▶ _Task brief_: Go through the data below and count every line that has the word "Marlin". Return only the count.

Data records
══════

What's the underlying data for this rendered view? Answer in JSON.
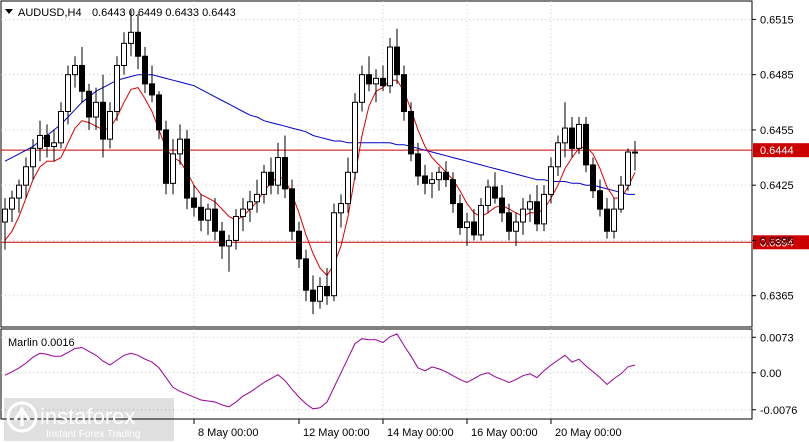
{
  "header": {
    "symbol": "AUDUSD,H4",
    "ohlc": "0.6443 0.6449 0.6433 0.6443"
  },
  "indicator": {
    "label": "Marlin 0.0016"
  },
  "watermark": {
    "brand": "instaforex",
    "tagline": "Instant Forex Trading"
  },
  "colors": {
    "background": "#ffffff",
    "candle": "#000000",
    "ma_slow": "#0000cc",
    "ma_fast": "#dd0000",
    "level": "#cc0000",
    "oscillator": "#990099",
    "grid": "#c8c8c8"
  },
  "chart_data": [
    {
      "type": "candlestick",
      "title": "AUDUSD,H4",
      "x_tick_labels": [
        "8 May 00:00",
        "12 May 00:00",
        "14 May 00:00",
        "16 May 00:00",
        "20 May 00:00"
      ],
      "y_ticks": [
        0.6365,
        0.6395,
        0.6425,
        0.6455,
        0.6485,
        0.6515
      ],
      "y_tick_labels": [
        "0.6365",
        "0.6395",
        "0.6425",
        "0.6455",
        "0.6485",
        "0.6515"
      ],
      "ylim": [
        0.6348,
        0.6525
      ],
      "grid": true,
      "horizontal_levels": [
        {
          "value": 0.6444,
          "label": "0.6444"
        },
        {
          "value": 0.6394,
          "label": "0.6394"
        }
      ],
      "candles": [
        [
          0.6405,
          0.6418,
          0.639,
          0.6412
        ],
        [
          0.6412,
          0.6422,
          0.6405,
          0.6418
        ],
        [
          0.6418,
          0.6428,
          0.641,
          0.6425
        ],
        [
          0.6425,
          0.644,
          0.6418,
          0.6435
        ],
        [
          0.6435,
          0.645,
          0.6428,
          0.6445
        ],
        [
          0.6445,
          0.646,
          0.6438,
          0.6452
        ],
        [
          0.6452,
          0.6458,
          0.644,
          0.6446
        ],
        [
          0.6446,
          0.6455,
          0.6438,
          0.6448
        ],
        [
          0.6448,
          0.647,
          0.6445,
          0.6465
        ],
        [
          0.6465,
          0.649,
          0.6458,
          0.6485
        ],
        [
          0.6485,
          0.6495,
          0.6478,
          0.649
        ],
        [
          0.649,
          0.65,
          0.647,
          0.6476
        ],
        [
          0.6476,
          0.648,
          0.6455,
          0.6462
        ],
        [
          0.6462,
          0.6478,
          0.6455,
          0.647
        ],
        [
          0.647,
          0.6485,
          0.644,
          0.645
        ],
        [
          0.645,
          0.647,
          0.6445,
          0.6465
        ],
        [
          0.6465,
          0.6495,
          0.646,
          0.649
        ],
        [
          0.649,
          0.6508,
          0.6485,
          0.6502
        ],
        [
          0.6502,
          0.652,
          0.6495,
          0.6508
        ],
        [
          0.6508,
          0.6518,
          0.6488,
          0.6495
        ],
        [
          0.6495,
          0.65,
          0.6475,
          0.648
        ],
        [
          0.648,
          0.649,
          0.647,
          0.6474
        ],
        [
          0.6474,
          0.6476,
          0.645,
          0.6455
        ],
        [
          0.6455,
          0.646,
          0.642,
          0.6426
        ],
        [
          0.6426,
          0.645,
          0.642,
          0.6442
        ],
        [
          0.6442,
          0.6458,
          0.6436,
          0.645
        ],
        [
          0.645,
          0.6455,
          0.6412,
          0.6418
        ],
        [
          0.6418,
          0.6425,
          0.6408,
          0.6413
        ],
        [
          0.6413,
          0.642,
          0.64,
          0.6406
        ],
        [
          0.6406,
          0.6415,
          0.6398,
          0.6412
        ],
        [
          0.6412,
          0.6418,
          0.6395,
          0.64
        ],
        [
          0.64,
          0.6405,
          0.6385,
          0.6392
        ],
        [
          0.6392,
          0.6398,
          0.6378,
          0.6395
        ],
        [
          0.6395,
          0.6412,
          0.639,
          0.6408
        ],
        [
          0.6408,
          0.6418,
          0.64,
          0.6412
        ],
        [
          0.6412,
          0.6422,
          0.6405,
          0.6416
        ],
        [
          0.6416,
          0.6428,
          0.641,
          0.642
        ],
        [
          0.642,
          0.6436,
          0.6415,
          0.6432
        ],
        [
          0.6432,
          0.644,
          0.642,
          0.6425
        ],
        [
          0.6425,
          0.6448,
          0.642,
          0.644
        ],
        [
          0.644,
          0.6452,
          0.6418,
          0.6423
        ],
        [
          0.6423,
          0.6428,
          0.6395,
          0.64
        ],
        [
          0.64,
          0.6405,
          0.638,
          0.6385
        ],
        [
          0.6385,
          0.639,
          0.6362,
          0.6368
        ],
        [
          0.6368,
          0.6376,
          0.6355,
          0.6362
        ],
        [
          0.6362,
          0.6375,
          0.6358,
          0.637
        ],
        [
          0.637,
          0.638,
          0.636,
          0.6365
        ],
        [
          0.6365,
          0.6415,
          0.6362,
          0.641
        ],
        [
          0.641,
          0.642,
          0.6402,
          0.6415
        ],
        [
          0.6415,
          0.644,
          0.641,
          0.6432
        ],
        [
          0.6432,
          0.6475,
          0.6428,
          0.647
        ],
        [
          0.647,
          0.649,
          0.6465,
          0.6485
        ],
        [
          0.6485,
          0.6495,
          0.6476,
          0.648
        ],
        [
          0.648,
          0.6488,
          0.647,
          0.6483
        ],
        [
          0.6483,
          0.649,
          0.6476,
          0.6479
        ],
        [
          0.6479,
          0.6505,
          0.6475,
          0.65
        ],
        [
          0.65,
          0.651,
          0.648,
          0.6485
        ],
        [
          0.6485,
          0.649,
          0.646,
          0.6465
        ],
        [
          0.6465,
          0.647,
          0.6438,
          0.6442
        ],
        [
          0.6442,
          0.6448,
          0.6425,
          0.643
        ],
        [
          0.643,
          0.6436,
          0.642,
          0.6426
        ],
        [
          0.6426,
          0.6432,
          0.6418,
          0.6428
        ],
        [
          0.6428,
          0.6435,
          0.6422,
          0.6432
        ],
        [
          0.6432,
          0.6438,
          0.6424,
          0.6428
        ],
        [
          0.6428,
          0.6432,
          0.641,
          0.6415
        ],
        [
          0.6415,
          0.642,
          0.6398,
          0.6402
        ],
        [
          0.6402,
          0.641,
          0.6392,
          0.6405
        ],
        [
          0.6405,
          0.6412,
          0.6395,
          0.6398
        ],
        [
          0.6398,
          0.6418,
          0.6395,
          0.6414
        ],
        [
          0.6414,
          0.6428,
          0.641,
          0.6424
        ],
        [
          0.6424,
          0.6432,
          0.6415,
          0.6418
        ],
        [
          0.6418,
          0.6425,
          0.6405,
          0.641
        ],
        [
          0.641,
          0.6415,
          0.6395,
          0.64
        ],
        [
          0.64,
          0.641,
          0.6392,
          0.6405
        ],
        [
          0.6405,
          0.6418,
          0.6398,
          0.6412
        ],
        [
          0.6412,
          0.642,
          0.6405,
          0.6416
        ],
        [
          0.6416,
          0.6425,
          0.64,
          0.6404
        ],
        [
          0.6404,
          0.6425,
          0.64,
          0.642
        ],
        [
          0.642,
          0.644,
          0.6415,
          0.6435
        ],
        [
          0.6435,
          0.6452,
          0.643,
          0.6448
        ],
        [
          0.6448,
          0.647,
          0.644,
          0.6456
        ],
        [
          0.6456,
          0.6462,
          0.644,
          0.6445
        ],
        [
          0.6445,
          0.6462,
          0.6442,
          0.6458
        ],
        [
          0.6458,
          0.6462,
          0.6432,
          0.6436
        ],
        [
          0.6436,
          0.644,
          0.6418,
          0.6422
        ],
        [
          0.6422,
          0.6428,
          0.6408,
          0.6412
        ],
        [
          0.6412,
          0.6418,
          0.6396,
          0.64
        ],
        [
          0.64,
          0.6418,
          0.6396,
          0.6412
        ],
        [
          0.6412,
          0.643,
          0.641,
          0.6425
        ],
        [
          0.6425,
          0.6445,
          0.6422,
          0.6443
        ],
        [
          0.6443,
          0.6449,
          0.6433,
          0.6443
        ]
      ],
      "ma_slow": [
        0.6438,
        0.644,
        0.6442,
        0.6444,
        0.6446,
        0.6449,
        0.6452,
        0.6455,
        0.6458,
        0.6462,
        0.6466,
        0.647,
        0.6473,
        0.6476,
        0.6478,
        0.648,
        0.6482,
        0.6483,
        0.6484,
        0.6485,
        0.6485,
        0.6485,
        0.6484,
        0.6483,
        0.6482,
        0.6481,
        0.648,
        0.6479,
        0.6477,
        0.6475,
        0.6473,
        0.6471,
        0.6469,
        0.6467,
        0.6465,
        0.6463,
        0.6462,
        0.646,
        0.6459,
        0.6458,
        0.6457,
        0.6456,
        0.6455,
        0.6454,
        0.6452,
        0.6451,
        0.645,
        0.6449,
        0.6449,
        0.6448,
        0.6448,
        0.6448,
        0.6448,
        0.6448,
        0.6448,
        0.6448,
        0.6447,
        0.6447,
        0.6446,
        0.6445,
        0.6444,
        0.6443,
        0.6442,
        0.6441,
        0.644,
        0.6439,
        0.6438,
        0.6437,
        0.6436,
        0.6435,
        0.6434,
        0.6433,
        0.6432,
        0.6431,
        0.643,
        0.6429,
        0.6428,
        0.6428,
        0.6427,
        0.6427,
        0.6427,
        0.6426,
        0.6426,
        0.6425,
        0.6425,
        0.6424,
        0.6423,
        0.6422,
        0.6421,
        0.642,
        0.642
      ],
      "ma_fast": [
        0.6395,
        0.64,
        0.6408,
        0.6418,
        0.6428,
        0.6435,
        0.6438,
        0.6438,
        0.644,
        0.6448,
        0.6456,
        0.646,
        0.6459,
        0.6457,
        0.6455,
        0.6456,
        0.6462,
        0.647,
        0.6477,
        0.6478,
        0.6472,
        0.6465,
        0.6455,
        0.6445,
        0.644,
        0.6438,
        0.6432,
        0.6425,
        0.642,
        0.6418,
        0.6416,
        0.6412,
        0.6408,
        0.6406,
        0.6408,
        0.6412,
        0.6416,
        0.6422,
        0.6426,
        0.643,
        0.6428,
        0.642,
        0.641,
        0.6398,
        0.6388,
        0.638,
        0.6376,
        0.6382,
        0.6392,
        0.6408,
        0.643,
        0.6452,
        0.6468,
        0.6476,
        0.6478,
        0.6482,
        0.6482,
        0.6476,
        0.6466,
        0.6455,
        0.6446,
        0.644,
        0.6436,
        0.6432,
        0.6428,
        0.6422,
        0.6415,
        0.641,
        0.6408,
        0.641,
        0.6413,
        0.6414,
        0.6412,
        0.641,
        0.6408,
        0.641,
        0.641,
        0.6412,
        0.6418,
        0.6425,
        0.6434,
        0.644,
        0.6445,
        0.6446,
        0.6442,
        0.6434,
        0.6424,
        0.6418,
        0.6418,
        0.6424,
        0.6432
      ]
    },
    {
      "type": "line",
      "title": "Marlin 0.0016",
      "y_ticks": [
        0.0073,
        0.0,
        -0.0076
      ],
      "y_tick_labels": [
        "0.0073",
        "0.00",
        "-0.0076"
      ],
      "ylim": [
        -0.0095,
        0.009
      ],
      "series": [
        {
          "name": "Marlin",
          "values": [
            -0.0005,
            0.0002,
            0.001,
            0.002,
            0.0032,
            0.004,
            0.0038,
            0.0034,
            0.0034,
            0.0042,
            0.005,
            0.0052,
            0.0044,
            0.0036,
            0.0024,
            0.0016,
            0.0026,
            0.0036,
            0.004,
            0.0036,
            0.0028,
            0.0022,
            0.001,
            -0.001,
            -0.003,
            -0.0038,
            -0.0044,
            -0.005,
            -0.0056,
            -0.0058,
            -0.006,
            -0.0066,
            -0.007,
            -0.006,
            -0.0048,
            -0.004,
            -0.003,
            -0.002,
            -0.0012,
            -0.0004,
            -0.0016,
            -0.0034,
            -0.005,
            -0.0064,
            -0.0074,
            -0.0072,
            -0.006,
            -0.003,
            0.0,
            0.003,
            0.006,
            0.007,
            0.0068,
            0.0068,
            0.0062,
            0.0074,
            0.008,
            0.0056,
            0.0034,
            0.001,
            0.0004,
            0.0012,
            0.0008,
            0.0002,
            -0.0006,
            -0.0014,
            -0.002,
            -0.0012,
            -0.0004,
            0.0,
            -0.0008,
            -0.0014,
            -0.002,
            -0.0014,
            -0.0006,
            -0.0002,
            -0.001,
            0.0004,
            0.0016,
            0.0026,
            0.0036,
            0.0022,
            0.0028,
            0.0014,
            0.0002,
            -0.001,
            -0.0024,
            -0.0012,
            -0.0002,
            0.0012,
            0.0016
          ]
        }
      ]
    }
  ]
}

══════

▶ _Answer below_: 3